The FDA has granted a fast track designation to eryaspase for use as a potential therapeutic option in patients with acute lymphocytic leukemia who have developed hypersensitivity reactions to Escherichia coli–derived pegylated asparaginase.
The FDA has granted a fast track designation to eryaspase for use as a potential therapeutic option in patients with acute lymphocytic leukemia (ALL) who have developed hypersensitivity reactions to Escherichia coli–derived pegylated asparaginase.1
Eryaspase consists of L-asparaginase encapsulated inside donor-derived red blood cells, and it was designed to target altered asparagine and glutamine metabolism in cancer cells. L-asparaginase is well established in the treatment of ALL; however, toxicity has prevented its use in patients who are particularly fragile.2 The encapsulation of L-asparaginase in the red blood cells may broaden the scope of the agent to other indications.
“This is yet another significant milestone and meaningful inflection point in advancing our lead product candidate eryaspase, further supporting our recently announced intention to submit a biologics license application for eryaspase in hypersensitive [patients with] ALL,” Gil Beyen, chief executive officer of ERYTECH Pharma, stated in a press release. “We believe that the FDA’s fast track designation for eryaspase underscores its potential to address this high unmet medical need.”
In the phase 2 NOR-GRASPALL-2016 trial (NCT03267030), investigators examined the safety and pharmacological profile of eryaspase in patients with acute lymphoblastic leukemia who had experienced hypersensitivity reactions to pegylated asparaginase therapy.3
A total of 55 patients were enrolled to the trial at 21 clinical sites in the Nordic and Baltic countries of Europe. Patients received eryaspase in combination with chemotherapy every 2 weeks. The primary objectives of the research were to evaluate asparaginase enzyme activity and safety, and both end points were met.
Results indicated that the agent showcased sustained asparaginase enzyme activity that was above the threshold of greater than 100 U/L at trough levels 14 days following the first infusion in 54 of the 55 patients who received treatment.

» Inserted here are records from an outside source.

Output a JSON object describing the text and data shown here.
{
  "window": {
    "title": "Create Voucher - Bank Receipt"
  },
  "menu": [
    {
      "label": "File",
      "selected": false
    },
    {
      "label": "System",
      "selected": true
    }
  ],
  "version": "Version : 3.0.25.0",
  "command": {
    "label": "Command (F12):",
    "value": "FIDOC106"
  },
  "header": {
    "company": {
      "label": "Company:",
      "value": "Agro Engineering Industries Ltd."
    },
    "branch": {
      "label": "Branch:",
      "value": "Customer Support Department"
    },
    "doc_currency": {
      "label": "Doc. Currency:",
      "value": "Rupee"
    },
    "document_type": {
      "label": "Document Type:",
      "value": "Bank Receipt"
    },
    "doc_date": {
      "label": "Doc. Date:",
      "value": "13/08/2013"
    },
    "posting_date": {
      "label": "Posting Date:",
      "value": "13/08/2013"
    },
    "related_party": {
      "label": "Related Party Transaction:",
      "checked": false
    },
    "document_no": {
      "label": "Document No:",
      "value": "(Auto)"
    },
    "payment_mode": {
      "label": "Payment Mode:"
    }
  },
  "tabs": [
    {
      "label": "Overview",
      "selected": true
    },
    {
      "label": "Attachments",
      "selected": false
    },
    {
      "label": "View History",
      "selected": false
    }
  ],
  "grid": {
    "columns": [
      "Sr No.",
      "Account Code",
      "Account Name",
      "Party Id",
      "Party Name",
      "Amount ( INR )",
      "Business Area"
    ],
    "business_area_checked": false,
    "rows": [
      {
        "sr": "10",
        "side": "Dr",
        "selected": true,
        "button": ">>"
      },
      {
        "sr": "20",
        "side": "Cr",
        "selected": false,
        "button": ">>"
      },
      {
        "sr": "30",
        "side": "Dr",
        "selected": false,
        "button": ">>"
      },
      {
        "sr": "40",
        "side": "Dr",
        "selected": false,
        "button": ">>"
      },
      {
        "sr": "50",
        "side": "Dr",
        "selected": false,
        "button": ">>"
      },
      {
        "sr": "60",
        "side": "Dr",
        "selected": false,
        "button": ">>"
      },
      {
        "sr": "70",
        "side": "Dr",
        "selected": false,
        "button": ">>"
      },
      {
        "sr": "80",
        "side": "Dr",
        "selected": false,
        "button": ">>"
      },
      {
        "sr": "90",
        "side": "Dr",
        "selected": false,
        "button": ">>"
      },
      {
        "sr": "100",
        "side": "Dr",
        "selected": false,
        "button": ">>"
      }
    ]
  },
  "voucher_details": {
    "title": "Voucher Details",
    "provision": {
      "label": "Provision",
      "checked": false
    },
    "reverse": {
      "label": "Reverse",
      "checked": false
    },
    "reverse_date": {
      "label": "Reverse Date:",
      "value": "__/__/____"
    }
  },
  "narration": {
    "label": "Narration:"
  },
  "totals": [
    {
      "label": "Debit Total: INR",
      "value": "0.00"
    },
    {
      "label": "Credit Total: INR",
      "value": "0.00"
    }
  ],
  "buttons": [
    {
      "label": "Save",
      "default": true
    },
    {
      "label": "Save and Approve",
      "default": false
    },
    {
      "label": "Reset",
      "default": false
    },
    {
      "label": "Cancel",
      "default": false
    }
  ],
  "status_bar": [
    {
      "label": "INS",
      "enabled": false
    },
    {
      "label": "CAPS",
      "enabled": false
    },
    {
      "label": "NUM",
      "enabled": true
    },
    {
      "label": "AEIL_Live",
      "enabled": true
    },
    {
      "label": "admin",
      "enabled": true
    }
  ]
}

The agent was also indicated to be well tolerated when combined with chemotherapy. All participants were able to receive the courses of asparaginase, as intended, and the median number of doses received per patient was 5. Only 2 of the patients experienced severe allergic reactions to treatment and withdrew.
“Maintaining adequate asparaginase treatment following hypersensitivity to PEG-asparaginase remains an important goal when treating patients with ALL,” Line Stensig Lynggaard, MD, study leader for the Nordic Society of Pediatric Hematology and Oncology, had stated in a prior press release. “A global shortage of supply Erwinia-derived asparaginase, which is the current alternative treatment option to PEG-asparaginase, highlights the need for new alternative treatment options. Our study has demonstrated that eryaspase, given as a convenient schedule every 2 weeks, provides a sustained asparaginase enzyme activity level, few hypersensitivity reactions, and is generally well tolerated in combination with chemotherapy.”
An ongoing phase 3 Trybeca-1 trial (NCT03665441) is also evaluating the use of eryaspase plus chemotherapy vs chemotherapy alone in the second-line treatment of patients with advanced pancreatic cancer.4 Enrollment has completed for this trial, and final data are anticipated to be shared in Q4 2021.
Additionally, in the ongoing phase 2/3 TRYbeCA-2 trial (NCT03674242), the safety and efficacy of eryaspase plus chemotherapy will be compared with chemotherapy alone in the first-line treatment of patients with triple-negative breast cancer.5